Many Victorians thought that Felicia Hemans was a poet as accomplished as Percy Bysshe Shelley or John Keats, and lauded her sentimental verse. The complaint that Bloom’s focus on classical splendor shortchanged literature — “that we should study literature not necessarily because it is beautiful but because of what it might tell us about gender, race, sexuality, history, class and so on,” as Palmer Rampell and Jordan Brower put it — is itself ingenuous. The accumulated wisdom of humankind is not concentrated in any single canon; it is in the sum of everything we see or hear or think or create.

To say triumphantly that we are experiencing the “fall of the humanities” is at least as narrow-minded as the canon that assertion seeks to disavow. We occupy a historical moment in which power has been divested of civility, when the production, freedom and distribution of written information is under siege, falsified and manipulated. Let us hope that the humanities have not fallen

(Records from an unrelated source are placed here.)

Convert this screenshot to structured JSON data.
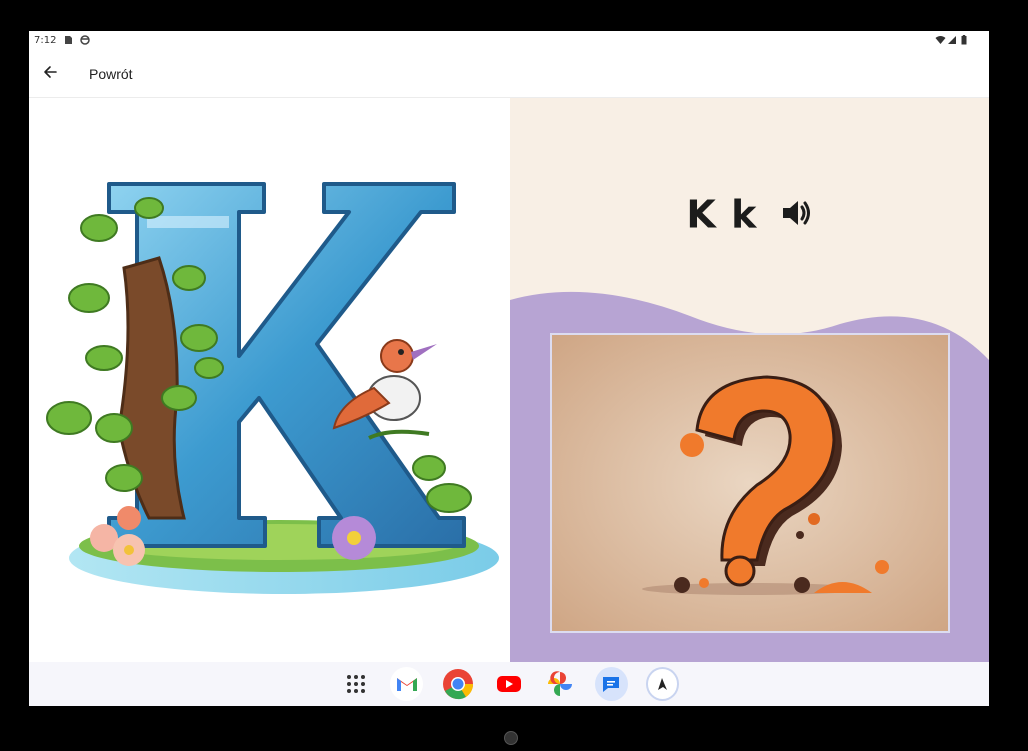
{
  "status_bar": {
    "time": "7:12",
    "left_icons": [
      "sim-card-icon",
      "circle-status-icon"
    ],
    "right_icons": [
      "wifi-icon",
      "signal-icon",
      "battery-icon"
    ]
  },
  "app_bar": {
    "back_icon": "arrow-left-icon",
    "back_label": "Powrót"
  },
  "lesson": {
    "letter": "K k",
    "speaker_icon": "speaker-icon",
    "illustration": "letter-K-with-plants-and-bird",
    "quiz_image": "question-mark"
  },
  "colors": {
    "right_panel_bg": "#f8efe5",
    "wave_purple": "#b7a4d3",
    "question_orange": "#f07a2c",
    "question_frame_bg": "#d8b598"
  },
  "dock": {
    "apps": [
      {
        "name": "app-drawer-icon"
      },
      {
        "name": "gmail-icon"
      },
      {
        "name": "chrome-icon"
      },
      {
        "name": "youtube-icon"
      },
      {
        "name": "photos-icon"
      },
      {
        "name": "messages-icon"
      },
      {
        "name": "app-icon"
      }
    ]
  }
}
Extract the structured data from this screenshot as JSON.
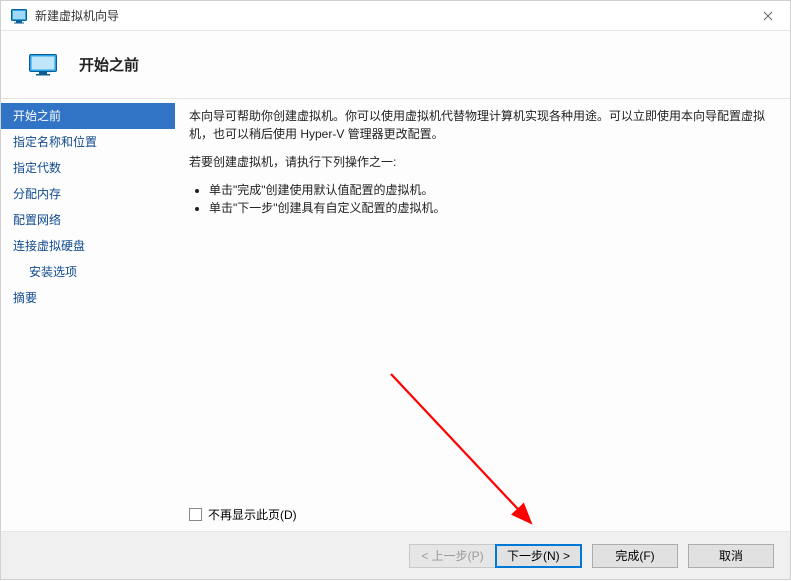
{
  "titlebar": {
    "title": "新建虚拟机向导"
  },
  "header": {
    "title": "开始之前"
  },
  "sidebar": {
    "steps": [
      {
        "label": "开始之前",
        "selected": true,
        "indent": false
      },
      {
        "label": "指定名称和位置",
        "selected": false,
        "indent": false
      },
      {
        "label": "指定代数",
        "selected": false,
        "indent": false
      },
      {
        "label": "分配内存",
        "selected": false,
        "indent": false
      },
      {
        "label": "配置网络",
        "selected": false,
        "indent": false
      },
      {
        "label": "连接虚拟硬盘",
        "selected": false,
        "indent": false
      },
      {
        "label": "安装选项",
        "selected": false,
        "indent": true
      },
      {
        "label": "摘要",
        "selected": false,
        "indent": false
      }
    ]
  },
  "content": {
    "para1": "本向导可帮助你创建虚拟机。你可以使用虚拟机代替物理计算机实现各种用途。可以立即使用本向导配置虚拟机，也可以稍后使用 Hyper-V 管理器更改配置。",
    "para2": "若要创建虚拟机，请执行下列操作之一:",
    "bullets": [
      "单击\"完成\"创建使用默认值配置的虚拟机。",
      "单击\"下一步\"创建具有自定义配置的虚拟机。"
    ],
    "dont_show_label": "不再显示此页(D)"
  },
  "footer": {
    "prev": "< 上一步(P)",
    "next": "下一步(N) >",
    "finish": "完成(F)",
    "cancel": "取消"
  }
}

, because they emblematize the very dignity that has been stripped from our politics. The humanities have not created income inequality, global warming or the vicious manipulations of “fake news,” but they stand to help us understand how to fight back.

The canon changes with every generation, so Bloom’s canon is of necessity outdated. But the formation of new canons, the election of merit, must go on. We require ideals, which must be, as Bloom observed, formed in resistance to prior ideals. The humanities Harold Bloom championed, even as they are transformed outside his particular tastes, are our recourse against injustice, not a manifestation of it.

***

Source: 


‘People don’t realize that by defending the canon, I’m trying to rescue intellectual standards in the humanities and social sciences from “a dungeon horrible, on all sides round, As one great furnace flamed; yet from those flames.” (That’s Milton, not me—but you get the point). I am so alone; so above everyone. Sniff.’

— Harold Bloom